“Food, Glorious Food!” is an e-book created with the Apple program iBooks Author, a free program. It is basically a template that you use to create your own cookbook and, though I found the learning curve initially steep, the payoff is huge.

It is a tight little book, with color photos that ran with the original articles that span a period of 15 years or so, of articles published in the Centre Daily Times and in State College magazine.

The articles are all about our culinary heritage here in central Pennsylvania over that time period. They are dated and mark a particular period, focusing on what was on our minds.

For example, the Fourth of July Freedom Menu column was written the summer after the Sept. 11, 2001 terrorist attacks, when freedom was ever so precious to us. The photos are of people in the community who “do food” — Bill Russell in June on mushrooms, John Koritko, of Lion Country Supply, in the spring with his recipe for smoked trout — and an explanation of why he treasures even the stocked local trout.

Also featured is a June Twilight Dinner with Kirsten Jepp that was a brunch in a very dressed-up stable and the Lemont Strawberry Festival, which had record lines this year for the strawberry shortcake.

What we eat is who we are, where we live, what we value and what defines us. When we eat locally, we support more of our local farmers and food producers. New people are moving into the region in droves and will find this little guide a handy reminder to pay attention during the summer months and savor the foods as they emerge one by one — and are then gone for another year.

July chapters feature my favorite buffalo, Bentley and his keeper, Anne Brooks, of ABB Bison farm. Don’t miss them at the Bellefonte producer-only farmers market at the Gamble Mill on Saturdays.

Other July articles include blueberries, with a photo of Jo Ann Sengle at her bushes on the ridge above Julian; a story about National Hot Dog month and Bill Callahan’s all-natural hot dogs available at his Cow-a-Hen farmers market table on Tuesdays in Boalsburg and on Saturdays in Millheim — or at Nature’s Pantry anytime.

The e-book also has a story about the last mill in central Pennsylvania, Snavely’s, in Clintondale, which will soon harvest its crop of soft winter wheat and ship it to Lancaster for pretzel production.

There are secrets in this little book, and recipes with each chapter. A 2009 story about Fasta Pasta tells the origins of this business, now with a large production facility in Pleasant Gap, and an anchor vendor’s table at all local farmers markets.

Tamarack Farm is also featured in July, with a recipe for Lamb Chops with Orange Pesto and a photo of then-14-year-old Tess Arthur helping her dad at the market.

Also featured in the July section is the “Man with a Pan” cookbook author John Donahue, married to State College native Sarah Schenk, sharing his recipe for a quick and easy Summer Quinoa Salad and the Cook Like a Chef cooking camp 2008 with a recipe for Red, White and Blue Watermelon Salad.
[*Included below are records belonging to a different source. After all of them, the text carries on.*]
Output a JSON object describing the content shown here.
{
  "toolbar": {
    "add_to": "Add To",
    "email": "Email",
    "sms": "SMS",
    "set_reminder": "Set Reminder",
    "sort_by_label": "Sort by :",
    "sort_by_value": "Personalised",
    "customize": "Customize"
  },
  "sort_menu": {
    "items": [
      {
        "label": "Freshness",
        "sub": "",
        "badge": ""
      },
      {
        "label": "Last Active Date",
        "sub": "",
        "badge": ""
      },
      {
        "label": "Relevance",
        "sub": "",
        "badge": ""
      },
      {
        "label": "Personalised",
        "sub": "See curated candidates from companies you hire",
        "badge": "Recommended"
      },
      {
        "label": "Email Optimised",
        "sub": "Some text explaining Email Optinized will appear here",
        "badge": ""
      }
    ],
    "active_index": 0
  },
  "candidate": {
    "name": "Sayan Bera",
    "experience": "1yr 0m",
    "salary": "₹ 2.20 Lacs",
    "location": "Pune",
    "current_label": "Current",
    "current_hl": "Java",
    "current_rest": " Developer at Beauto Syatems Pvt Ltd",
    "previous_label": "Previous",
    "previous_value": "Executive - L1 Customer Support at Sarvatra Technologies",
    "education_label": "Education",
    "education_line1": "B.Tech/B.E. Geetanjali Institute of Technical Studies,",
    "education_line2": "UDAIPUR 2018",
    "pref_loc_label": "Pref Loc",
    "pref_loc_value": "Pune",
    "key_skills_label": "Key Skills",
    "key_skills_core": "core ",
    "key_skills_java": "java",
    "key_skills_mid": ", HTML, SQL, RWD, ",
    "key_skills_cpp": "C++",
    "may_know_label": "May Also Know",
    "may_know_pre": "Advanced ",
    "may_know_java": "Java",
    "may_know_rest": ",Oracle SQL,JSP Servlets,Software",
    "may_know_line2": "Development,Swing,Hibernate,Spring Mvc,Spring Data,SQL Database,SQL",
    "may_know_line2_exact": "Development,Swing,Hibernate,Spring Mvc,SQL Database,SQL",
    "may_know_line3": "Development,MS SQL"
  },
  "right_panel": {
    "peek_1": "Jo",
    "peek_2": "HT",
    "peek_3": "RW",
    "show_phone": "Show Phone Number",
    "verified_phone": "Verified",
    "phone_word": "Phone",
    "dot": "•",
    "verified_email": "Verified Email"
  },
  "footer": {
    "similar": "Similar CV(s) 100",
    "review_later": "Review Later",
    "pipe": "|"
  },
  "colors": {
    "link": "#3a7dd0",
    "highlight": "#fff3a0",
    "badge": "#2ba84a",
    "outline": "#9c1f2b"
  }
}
Other July topics are garlic, honey bees and sustainable seafood.

Corn and tomatoes are highlights of the August section, with a 2010 State College magazine story about Candy Wasson and her fabulous corn and Dairy Princess farm, with a photo of three of her six daughters and her own large-scale recipe for Creamed Corn for the freezer.
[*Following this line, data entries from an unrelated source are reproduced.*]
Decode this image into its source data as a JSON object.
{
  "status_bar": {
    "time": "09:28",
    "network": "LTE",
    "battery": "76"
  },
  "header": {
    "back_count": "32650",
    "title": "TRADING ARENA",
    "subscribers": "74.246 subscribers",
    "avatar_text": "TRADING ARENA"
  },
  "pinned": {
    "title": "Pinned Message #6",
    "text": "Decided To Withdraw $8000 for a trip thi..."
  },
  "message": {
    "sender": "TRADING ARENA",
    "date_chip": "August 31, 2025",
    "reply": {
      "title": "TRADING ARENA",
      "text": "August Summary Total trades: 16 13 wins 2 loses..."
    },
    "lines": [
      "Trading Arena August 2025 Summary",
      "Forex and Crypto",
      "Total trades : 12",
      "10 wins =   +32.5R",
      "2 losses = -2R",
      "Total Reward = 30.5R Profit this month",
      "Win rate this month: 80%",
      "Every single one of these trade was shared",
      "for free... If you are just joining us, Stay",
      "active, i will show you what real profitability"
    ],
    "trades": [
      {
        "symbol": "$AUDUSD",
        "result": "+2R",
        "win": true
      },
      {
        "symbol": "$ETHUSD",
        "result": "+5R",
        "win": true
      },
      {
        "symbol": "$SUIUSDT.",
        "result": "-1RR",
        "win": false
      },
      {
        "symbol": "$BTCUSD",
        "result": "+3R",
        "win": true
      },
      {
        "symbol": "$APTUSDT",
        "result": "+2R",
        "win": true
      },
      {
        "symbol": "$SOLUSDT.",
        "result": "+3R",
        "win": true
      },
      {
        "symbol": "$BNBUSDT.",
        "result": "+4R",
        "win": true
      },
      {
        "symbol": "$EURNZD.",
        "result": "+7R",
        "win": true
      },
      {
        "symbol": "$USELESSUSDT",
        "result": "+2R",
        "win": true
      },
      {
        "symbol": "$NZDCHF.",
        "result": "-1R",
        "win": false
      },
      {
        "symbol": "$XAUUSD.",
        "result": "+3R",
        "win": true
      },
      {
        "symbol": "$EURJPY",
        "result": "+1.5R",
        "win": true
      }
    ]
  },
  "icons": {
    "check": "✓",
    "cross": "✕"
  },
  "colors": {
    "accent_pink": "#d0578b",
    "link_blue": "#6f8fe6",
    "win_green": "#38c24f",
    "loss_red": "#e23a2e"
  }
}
Heirloom tomatoes are explained in detail, and no recipe, besides bruschetta, is necessary for those gems that we all so eagerly look forward to. Pickle recipes — both cucumber and pepper — mark the height of summer, and Randy Barger’s Pickled Pepper Recipe alone is worth all the trouble you may have to go through to update your iOS.

Doan’s Bones, Barry Moser and his blue-ribbon-winning melons, the PASA farm tours, the Boalsburg market Golden Basket cooking challenge and Grange Fair are all August stories that celebrate the good life here in Happy Valley.
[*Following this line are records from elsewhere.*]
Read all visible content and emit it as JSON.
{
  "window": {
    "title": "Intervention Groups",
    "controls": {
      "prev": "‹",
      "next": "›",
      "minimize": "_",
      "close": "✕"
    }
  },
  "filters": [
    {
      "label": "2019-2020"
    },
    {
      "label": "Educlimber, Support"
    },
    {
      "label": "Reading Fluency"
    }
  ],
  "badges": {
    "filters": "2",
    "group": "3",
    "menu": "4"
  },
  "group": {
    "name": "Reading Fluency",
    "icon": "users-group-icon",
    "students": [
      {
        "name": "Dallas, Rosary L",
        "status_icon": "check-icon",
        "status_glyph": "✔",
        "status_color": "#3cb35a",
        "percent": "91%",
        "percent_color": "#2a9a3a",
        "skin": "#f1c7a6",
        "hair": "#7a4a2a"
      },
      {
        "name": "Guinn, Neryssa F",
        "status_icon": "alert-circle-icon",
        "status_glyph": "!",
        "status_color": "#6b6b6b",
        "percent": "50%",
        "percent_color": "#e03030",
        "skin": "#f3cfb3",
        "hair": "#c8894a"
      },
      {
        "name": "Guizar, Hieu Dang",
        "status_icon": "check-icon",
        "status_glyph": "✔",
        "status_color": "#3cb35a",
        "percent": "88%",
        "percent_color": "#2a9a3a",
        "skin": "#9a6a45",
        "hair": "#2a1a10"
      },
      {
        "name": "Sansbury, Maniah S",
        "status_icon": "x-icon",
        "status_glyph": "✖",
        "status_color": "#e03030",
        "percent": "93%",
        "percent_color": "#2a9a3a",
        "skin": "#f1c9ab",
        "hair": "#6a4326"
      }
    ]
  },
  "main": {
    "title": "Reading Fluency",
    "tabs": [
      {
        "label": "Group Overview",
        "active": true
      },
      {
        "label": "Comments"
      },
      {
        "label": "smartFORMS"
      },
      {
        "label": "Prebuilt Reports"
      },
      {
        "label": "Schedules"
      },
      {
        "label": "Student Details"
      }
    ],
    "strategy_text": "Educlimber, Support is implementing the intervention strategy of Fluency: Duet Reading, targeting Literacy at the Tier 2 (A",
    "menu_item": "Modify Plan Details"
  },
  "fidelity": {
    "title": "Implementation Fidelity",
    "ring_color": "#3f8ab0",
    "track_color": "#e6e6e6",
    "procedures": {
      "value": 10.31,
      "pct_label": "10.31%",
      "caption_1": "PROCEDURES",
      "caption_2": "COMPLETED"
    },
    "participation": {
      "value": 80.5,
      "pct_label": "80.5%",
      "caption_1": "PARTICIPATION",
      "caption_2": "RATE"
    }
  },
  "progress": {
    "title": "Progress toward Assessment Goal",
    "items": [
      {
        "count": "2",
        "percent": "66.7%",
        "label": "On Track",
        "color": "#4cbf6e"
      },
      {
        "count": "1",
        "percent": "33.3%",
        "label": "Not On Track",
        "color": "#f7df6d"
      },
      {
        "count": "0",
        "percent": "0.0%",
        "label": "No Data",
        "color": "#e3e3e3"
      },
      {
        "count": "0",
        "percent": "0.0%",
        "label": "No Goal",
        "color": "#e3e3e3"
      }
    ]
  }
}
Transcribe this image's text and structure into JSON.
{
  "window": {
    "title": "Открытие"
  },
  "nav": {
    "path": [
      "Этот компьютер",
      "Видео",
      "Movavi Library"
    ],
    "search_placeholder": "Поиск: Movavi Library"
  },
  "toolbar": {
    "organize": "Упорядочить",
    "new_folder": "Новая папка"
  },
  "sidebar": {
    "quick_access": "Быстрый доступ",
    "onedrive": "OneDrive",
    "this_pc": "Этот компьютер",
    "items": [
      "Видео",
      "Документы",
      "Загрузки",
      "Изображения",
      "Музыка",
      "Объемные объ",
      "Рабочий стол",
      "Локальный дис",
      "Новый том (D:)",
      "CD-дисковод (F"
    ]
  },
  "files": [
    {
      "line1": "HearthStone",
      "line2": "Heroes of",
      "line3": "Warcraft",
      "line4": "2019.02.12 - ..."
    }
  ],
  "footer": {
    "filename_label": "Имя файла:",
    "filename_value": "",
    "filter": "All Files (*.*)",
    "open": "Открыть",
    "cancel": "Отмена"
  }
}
Here is the link. It is available as a free download from iTunes, but requires a specific (fairly current) Apple operating system.!/id902000267?mt=11

(To view these books, you must have an iPad with iBooks 3 or later and iOS 5.1 or later or a Mac with iBooks 1.0 or later and OS X 10.9 or later. They were written using the iBooks Author free app)